The first time I had a wine from the Jura that I was aware of? It was about a decade ago at Acquavit. I was there for dinner and saw this wine....Puffeney Vin Jaune. I had no idea what to expect but I had heard buzz about the producer. I was in the mood for white, or what the hell, yellow. I ordered it. The sommelier, without raising an eyebrow, decorked, poured. I knew it wasn't bad but it certainly wasn't what I had in mind and it certainly wasn't a wine to have with dinner. Ronny and I suffered through the difficult, band-aid aromas and flavors, finally making it to the cheese course when we gave ourselves over to the pairing with relief. What the wine director was thinking, to put it on a list of white wines with no warning, was worthy of a wine felony. Then, I admit, it was late to the white grape I have come to love, savignin. I went direct to the reds, poulsard (called ploussard if you happen to come from the town of Pupillin) and trousseau captivated me. If you're a card carrier in the pineau d'aunis, gamay-and -proud- of -it club, you're going to love these grapes; region originals. Savignin came later to me, and when it did, it was like pot. You know, like, you don't get high the first time but the second? Same thing for me. I love it in all of its forms, the oxidized kind for more on oxidative wines, read Pamela Govinda's piece in Imbibe Magazine under that fuzz the wine develops those sherry, nutty aromas and flavors. In this particular grape, I love the earthy lemon flavors that sort of remind me of a muscadet but mountain raised. Other reasons to love the region. Why does the region matter? Comte cheese and Mont d'Or. The fact that it has a history of being fiercely independent and all of that comes out through the wine attititude. That in some 37,000 acres (including the three appelations of Arbois, Chateau Chalon and Etoile) a significant percentage are making natural wines and more headed in that direction. That many have not dumbed down their wines for the international market. That Louis Pasteur the father of modern winemaking (and thus the beginning of the end) was born there and I could spend hours looking at the museum with his well preserved labortory. The perfect place to nail the color of sulfur When was the last time I saw a cow stroll in a vineyard? Bone like limestone and shell in the soil. The most amazing display of fossils. All is obviously not perfect! And in the middle of Chateau Chalon no less

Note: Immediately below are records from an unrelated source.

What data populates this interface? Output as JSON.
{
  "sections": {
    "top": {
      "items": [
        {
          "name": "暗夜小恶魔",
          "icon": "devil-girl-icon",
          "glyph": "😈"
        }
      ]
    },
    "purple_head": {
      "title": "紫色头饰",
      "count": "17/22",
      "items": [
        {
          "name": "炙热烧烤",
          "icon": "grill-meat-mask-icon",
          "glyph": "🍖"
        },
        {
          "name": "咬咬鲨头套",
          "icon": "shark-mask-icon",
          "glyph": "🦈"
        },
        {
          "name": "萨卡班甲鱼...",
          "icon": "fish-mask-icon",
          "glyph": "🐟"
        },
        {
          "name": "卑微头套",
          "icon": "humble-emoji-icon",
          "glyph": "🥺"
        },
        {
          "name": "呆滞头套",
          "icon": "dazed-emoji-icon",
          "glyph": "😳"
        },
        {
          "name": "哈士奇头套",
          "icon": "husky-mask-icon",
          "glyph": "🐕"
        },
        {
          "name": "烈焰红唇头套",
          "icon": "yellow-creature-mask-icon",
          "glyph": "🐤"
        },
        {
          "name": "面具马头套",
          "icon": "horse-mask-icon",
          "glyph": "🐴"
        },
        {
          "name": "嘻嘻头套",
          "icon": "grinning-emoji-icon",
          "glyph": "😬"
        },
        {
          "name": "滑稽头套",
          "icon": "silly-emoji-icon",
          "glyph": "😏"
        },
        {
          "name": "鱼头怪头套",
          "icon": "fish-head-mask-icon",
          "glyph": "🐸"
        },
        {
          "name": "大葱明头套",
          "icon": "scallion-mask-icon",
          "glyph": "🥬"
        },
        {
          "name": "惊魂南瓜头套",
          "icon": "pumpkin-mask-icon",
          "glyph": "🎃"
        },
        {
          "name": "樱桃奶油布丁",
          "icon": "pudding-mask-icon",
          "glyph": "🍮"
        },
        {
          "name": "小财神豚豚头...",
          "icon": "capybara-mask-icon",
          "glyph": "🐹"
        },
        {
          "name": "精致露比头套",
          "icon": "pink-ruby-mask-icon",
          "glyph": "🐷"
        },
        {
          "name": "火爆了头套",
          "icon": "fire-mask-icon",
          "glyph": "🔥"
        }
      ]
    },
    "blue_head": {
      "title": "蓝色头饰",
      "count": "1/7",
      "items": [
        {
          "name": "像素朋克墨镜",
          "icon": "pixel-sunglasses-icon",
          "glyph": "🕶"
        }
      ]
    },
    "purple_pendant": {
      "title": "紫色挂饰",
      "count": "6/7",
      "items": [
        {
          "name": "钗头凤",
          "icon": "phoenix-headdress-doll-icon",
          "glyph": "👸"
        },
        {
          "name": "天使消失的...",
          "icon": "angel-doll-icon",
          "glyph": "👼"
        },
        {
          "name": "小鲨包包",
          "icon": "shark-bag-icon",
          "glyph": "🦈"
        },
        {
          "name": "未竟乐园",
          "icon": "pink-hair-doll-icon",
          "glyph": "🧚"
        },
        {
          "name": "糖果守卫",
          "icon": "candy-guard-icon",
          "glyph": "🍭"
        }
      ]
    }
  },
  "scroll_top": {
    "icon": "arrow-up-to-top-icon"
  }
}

Bonnard, first met him in 2007, but could not visit when in Pupillin. Gorgeous Trousseau, 2006 drunk last night. Yum. That Pasteur and I shared a love of both violet and ink And the producers I love? Coup de Coeur *Ganevat *Bourdy *Montbourgeau (the cremant is just gorgeous) *de La Tournelle Overnoy Bonnard Angina attacks *Bindernagel *Puffeney *L'Octavin *Dugois *Jean Michel Petite With honorable digitalis mentions to: *Domaine de la Pinte & *Berthet-Bondet.
If you want to find out why Eric loves the wines as well? See his recent article